> [To do] Read the lines of the data below and retrieve those with "alias".

> [Dataset records]
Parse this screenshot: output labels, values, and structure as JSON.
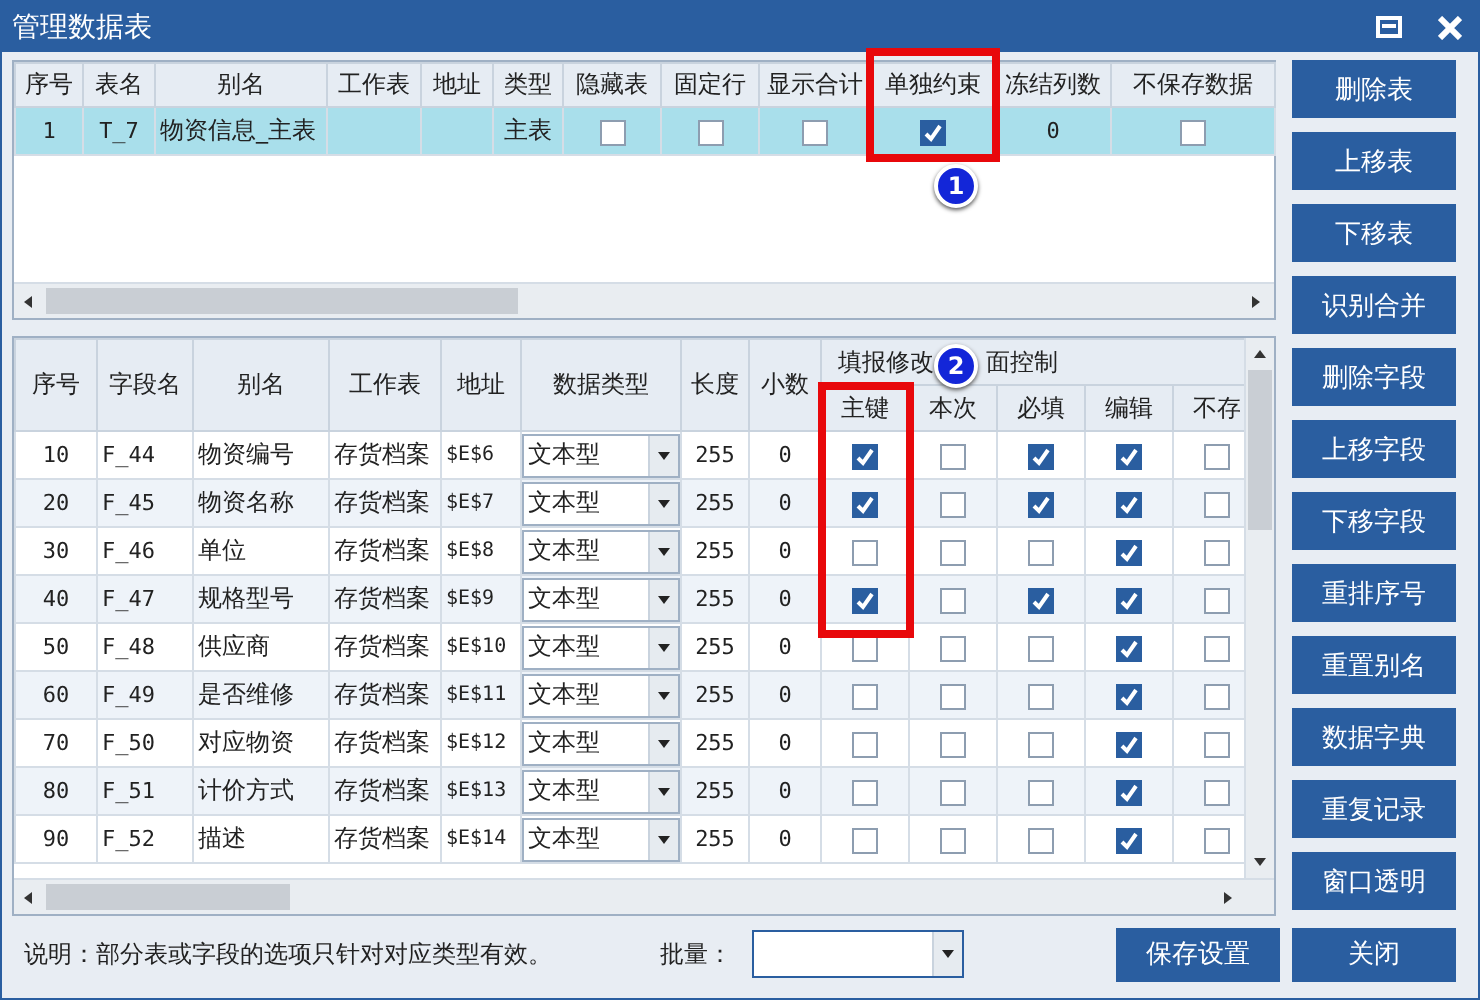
{
  "window": {
    "title": "管理数据表"
  },
  "tables_grid": {
    "columns": [
      "序号",
      "表名",
      "别名",
      "工作表",
      "地址",
      "类型",
      "隐藏表",
      "固定行",
      "显示合计",
      "单独约束",
      "冻结列数",
      "不保存数据"
    ],
    "rows": [
      {
        "selected": true,
        "cells": [
          {
            "kind": "text",
            "text": "1"
          },
          {
            "kind": "text",
            "text": "T_7"
          },
          {
            "kind": "text",
            "text": "物资信息_主表"
          },
          {
            "kind": "blank"
          },
          {
            "kind": "blank"
          },
          {
            "kind": "text",
            "text": "主表"
          },
          {
            "kind": "check",
            "checked": false
          },
          {
            "kind": "check",
            "checked": false
          },
          {
            "kind": "check",
            "checked": false
          },
          {
            "kind": "check",
            "checked": true
          },
          {
            "kind": "text",
            "text": "0"
          },
          {
            "kind": "check",
            "checked": false
          }
        ]
      }
    ]
  },
  "fields_grid": {
    "columns": [
      "序号",
      "字段名",
      "别名",
      "工作表",
      "地址",
      "数据类型",
      "长度",
      "小数"
    ],
    "group_header": [
      "填报修改",
      "面控制"
    ],
    "check_columns": [
      "主键",
      "本次",
      "必填",
      "编辑",
      "不存"
    ],
    "rows": [
      {
        "seq": "10",
        "field": "F_44",
        "alias": "物资编号",
        "sheet": "存货档案",
        "address": "$E$6",
        "type": "文本型",
        "length": "255",
        "decimals": "0",
        "checks": [
          true,
          false,
          true,
          true,
          false
        ]
      },
      {
        "seq": "20",
        "field": "F_45",
        "alias": "物资名称",
        "sheet": "存货档案",
        "address": "$E$7",
        "type": "文本型",
        "length": "255",
        "decimals": "0",
        "checks": [
          true,
          false,
          true,
          true,
          false
        ]
      },
      {
        "seq": "30",
        "field": "F_46",
        "alias": "单位",
        "sheet": "存货档案",
        "address": "$E$8",
        "type": "文本型",
        "length": "255",
        "decimals": "0",
        "checks": [
          false,
          false,
          false,
          true,
          false
        ]
      },
      {
        "seq": "40",
        "field": "F_47",
        "alias": "规格型号",
        "sheet": "存货档案",
        "address": "$E$9",
        "type": "文本型",
        "length": "255",
        "decimals": "0",
        "checks": [
          true,
          false,
          true,
          true,
          false
        ]
      },
      {
        "seq": "50",
        "field": "F_48",
        "alias": "供应商",
        "sheet": "存货档案",
        "address": "$E$10",
        "type": "文本型",
        "length": "255",
        "decimals": "0",
        "checks": [
          false,
          false,
          false,
          true,
          false
        ]
      },
      {
        "seq": "60",
        "field": "F_49",
        "alias": "是否维修",
        "sheet": "存货档案",
        "address": "$E$11",
        "type": "文本型",
        "length": "255",
        "decimals": "0",
        "checks": [
          false,
          false,
          false,
          true,
          false
        ]
      },
      {
        "seq": "70",
        "field": "F_50",
        "alias": "对应物资",
        "sheet": "存货档案",
        "address": "$E$12",
        "type": "文本型",
        "length": "255",
        "decimals": "0",
        "checks": [
          false,
          false,
          false,
          true,
          false
        ]
      },
      {
        "seq": "80",
        "field": "F_51",
        "alias": "计价方式",
        "sheet": "存货档案",
        "address": "$E$13",
        "type": "文本型",
        "length": "255",
        "decimals": "0",
        "checks": [
          false,
          false,
          false,
          true,
          false
        ]
      },
      {
        "seq": "90",
        "field": "F_52",
        "alias": "描述",
        "sheet": "存货档案",
        "address": "$E$14",
        "type": "文本型",
        "length": "255",
        "decimals": "0",
        "checks": [
          false,
          false,
          false,
          true,
          false
        ]
      }
    ]
  },
  "side_buttons": [
    "删除表",
    "上移表",
    "下移表",
    "识别合并",
    "删除字段",
    "上移字段",
    "下移字段",
    "重排序号",
    "重置别名",
    "数据字典",
    "重复记录",
    "窗口透明"
  ],
  "footer": {
    "note": "说明：部分表或字段的选项只针对对应类型有效。",
    "batch_label": "批量：",
    "save_button": "保存设置",
    "close_button": "关闭"
  },
  "annotations": [
    {
      "number": "1"
    },
    {
      "number": "2"
    }
  ]
}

> [Task output]
        "alias": "物资编号",
        "alias": "物资名称",
        "alias": "单位",
        "alias": "规格型号",
        "alias": "供应商",
        "alias": "是否维修",
        "alias": "对应物资",
        "alias": "计价方式",
        "alias": "描述",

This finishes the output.